# What to work on
Search the entries for the word "JSON" and pull out each line that has it.
——
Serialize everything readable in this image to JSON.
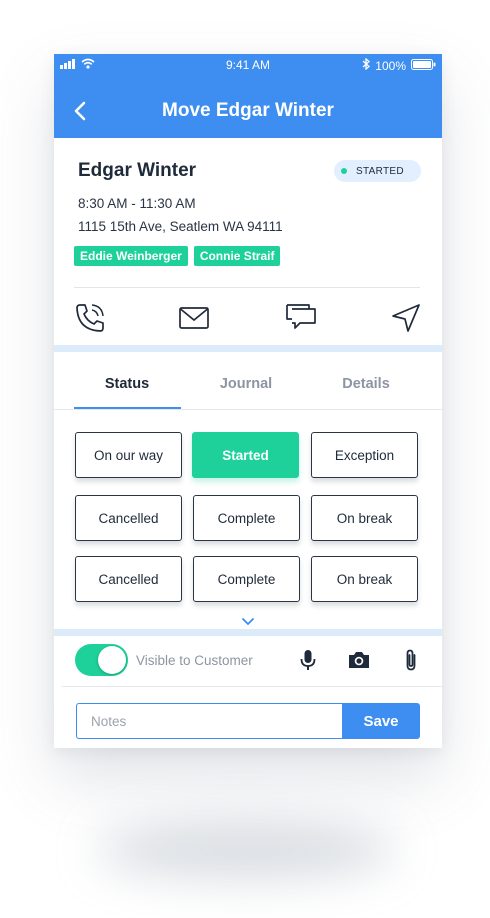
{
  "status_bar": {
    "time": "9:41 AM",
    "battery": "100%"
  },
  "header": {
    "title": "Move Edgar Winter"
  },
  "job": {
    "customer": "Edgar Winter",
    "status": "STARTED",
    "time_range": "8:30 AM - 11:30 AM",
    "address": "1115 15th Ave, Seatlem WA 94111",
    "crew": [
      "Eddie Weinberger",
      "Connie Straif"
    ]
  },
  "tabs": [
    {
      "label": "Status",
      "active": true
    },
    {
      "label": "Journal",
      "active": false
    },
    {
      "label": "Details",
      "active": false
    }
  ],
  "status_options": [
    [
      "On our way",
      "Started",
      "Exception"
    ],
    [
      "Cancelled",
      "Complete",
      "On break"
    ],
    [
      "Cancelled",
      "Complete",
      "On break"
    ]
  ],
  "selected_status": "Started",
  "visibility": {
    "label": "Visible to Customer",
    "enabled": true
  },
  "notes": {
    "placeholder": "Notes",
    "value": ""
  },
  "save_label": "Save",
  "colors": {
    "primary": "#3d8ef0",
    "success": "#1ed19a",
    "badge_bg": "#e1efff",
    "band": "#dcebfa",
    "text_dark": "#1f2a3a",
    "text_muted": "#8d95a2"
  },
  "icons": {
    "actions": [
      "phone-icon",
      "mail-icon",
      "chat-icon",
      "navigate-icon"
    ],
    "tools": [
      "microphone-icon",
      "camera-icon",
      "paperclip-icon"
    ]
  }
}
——
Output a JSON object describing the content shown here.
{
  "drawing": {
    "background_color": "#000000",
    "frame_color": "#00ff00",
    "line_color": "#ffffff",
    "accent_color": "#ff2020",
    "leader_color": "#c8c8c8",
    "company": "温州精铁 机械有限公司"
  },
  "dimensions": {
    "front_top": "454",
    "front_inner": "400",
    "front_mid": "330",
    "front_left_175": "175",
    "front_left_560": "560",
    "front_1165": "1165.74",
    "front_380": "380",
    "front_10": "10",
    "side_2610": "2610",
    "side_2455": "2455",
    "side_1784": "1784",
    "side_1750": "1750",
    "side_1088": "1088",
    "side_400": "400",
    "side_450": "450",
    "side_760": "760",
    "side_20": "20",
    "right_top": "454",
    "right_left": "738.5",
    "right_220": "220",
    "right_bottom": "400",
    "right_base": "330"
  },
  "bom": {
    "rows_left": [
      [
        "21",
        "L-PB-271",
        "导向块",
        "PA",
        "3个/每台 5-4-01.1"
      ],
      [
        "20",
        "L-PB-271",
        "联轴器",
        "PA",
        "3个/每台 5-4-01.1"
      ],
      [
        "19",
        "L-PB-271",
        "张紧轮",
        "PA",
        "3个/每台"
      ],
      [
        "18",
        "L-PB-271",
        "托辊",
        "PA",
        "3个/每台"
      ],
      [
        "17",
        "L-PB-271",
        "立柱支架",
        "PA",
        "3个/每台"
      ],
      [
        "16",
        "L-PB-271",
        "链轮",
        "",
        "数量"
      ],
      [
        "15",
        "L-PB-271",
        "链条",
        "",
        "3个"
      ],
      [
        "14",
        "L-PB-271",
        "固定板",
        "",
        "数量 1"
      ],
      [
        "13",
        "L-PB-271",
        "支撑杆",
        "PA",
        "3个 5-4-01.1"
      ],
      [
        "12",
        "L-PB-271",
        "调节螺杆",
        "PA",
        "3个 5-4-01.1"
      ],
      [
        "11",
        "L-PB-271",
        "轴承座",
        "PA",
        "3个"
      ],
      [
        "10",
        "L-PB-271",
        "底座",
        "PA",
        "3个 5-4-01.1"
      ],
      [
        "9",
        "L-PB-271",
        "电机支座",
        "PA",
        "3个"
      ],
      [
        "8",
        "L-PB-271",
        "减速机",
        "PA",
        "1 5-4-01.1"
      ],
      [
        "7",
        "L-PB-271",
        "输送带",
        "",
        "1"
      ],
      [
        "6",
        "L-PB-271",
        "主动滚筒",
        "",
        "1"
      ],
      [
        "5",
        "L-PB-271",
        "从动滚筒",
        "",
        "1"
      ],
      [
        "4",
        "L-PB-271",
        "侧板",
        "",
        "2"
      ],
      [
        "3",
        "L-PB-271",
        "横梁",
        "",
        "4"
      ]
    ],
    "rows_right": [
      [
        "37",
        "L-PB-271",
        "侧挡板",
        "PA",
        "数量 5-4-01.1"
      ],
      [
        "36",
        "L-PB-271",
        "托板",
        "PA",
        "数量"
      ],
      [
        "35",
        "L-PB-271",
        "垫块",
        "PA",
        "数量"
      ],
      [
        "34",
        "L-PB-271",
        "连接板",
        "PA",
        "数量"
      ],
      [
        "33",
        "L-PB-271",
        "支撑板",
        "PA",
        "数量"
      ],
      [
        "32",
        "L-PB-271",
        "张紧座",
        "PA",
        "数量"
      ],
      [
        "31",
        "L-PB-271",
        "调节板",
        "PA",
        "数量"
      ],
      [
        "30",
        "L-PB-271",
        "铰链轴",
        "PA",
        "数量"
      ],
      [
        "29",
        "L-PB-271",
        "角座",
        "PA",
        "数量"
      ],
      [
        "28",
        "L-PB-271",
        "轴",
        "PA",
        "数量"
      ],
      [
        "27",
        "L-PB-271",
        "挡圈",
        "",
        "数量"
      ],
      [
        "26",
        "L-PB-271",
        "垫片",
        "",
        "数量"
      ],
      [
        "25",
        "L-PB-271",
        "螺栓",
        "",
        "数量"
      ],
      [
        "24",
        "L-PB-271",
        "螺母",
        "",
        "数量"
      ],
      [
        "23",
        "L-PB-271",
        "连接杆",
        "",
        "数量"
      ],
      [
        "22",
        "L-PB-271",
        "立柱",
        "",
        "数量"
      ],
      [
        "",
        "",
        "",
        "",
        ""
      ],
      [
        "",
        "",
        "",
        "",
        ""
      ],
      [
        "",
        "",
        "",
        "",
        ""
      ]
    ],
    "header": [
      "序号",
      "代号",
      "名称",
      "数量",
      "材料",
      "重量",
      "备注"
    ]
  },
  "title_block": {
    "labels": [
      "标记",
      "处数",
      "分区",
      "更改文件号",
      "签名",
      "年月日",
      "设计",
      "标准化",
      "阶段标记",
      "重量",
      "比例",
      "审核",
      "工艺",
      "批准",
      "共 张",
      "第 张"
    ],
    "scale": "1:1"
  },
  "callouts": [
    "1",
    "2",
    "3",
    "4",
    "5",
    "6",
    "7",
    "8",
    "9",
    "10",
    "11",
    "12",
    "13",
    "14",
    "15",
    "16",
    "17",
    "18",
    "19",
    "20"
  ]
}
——
# Answer for the task
Serialize everything readable in this image to JSON.
Output a JSON object describing the content shown here.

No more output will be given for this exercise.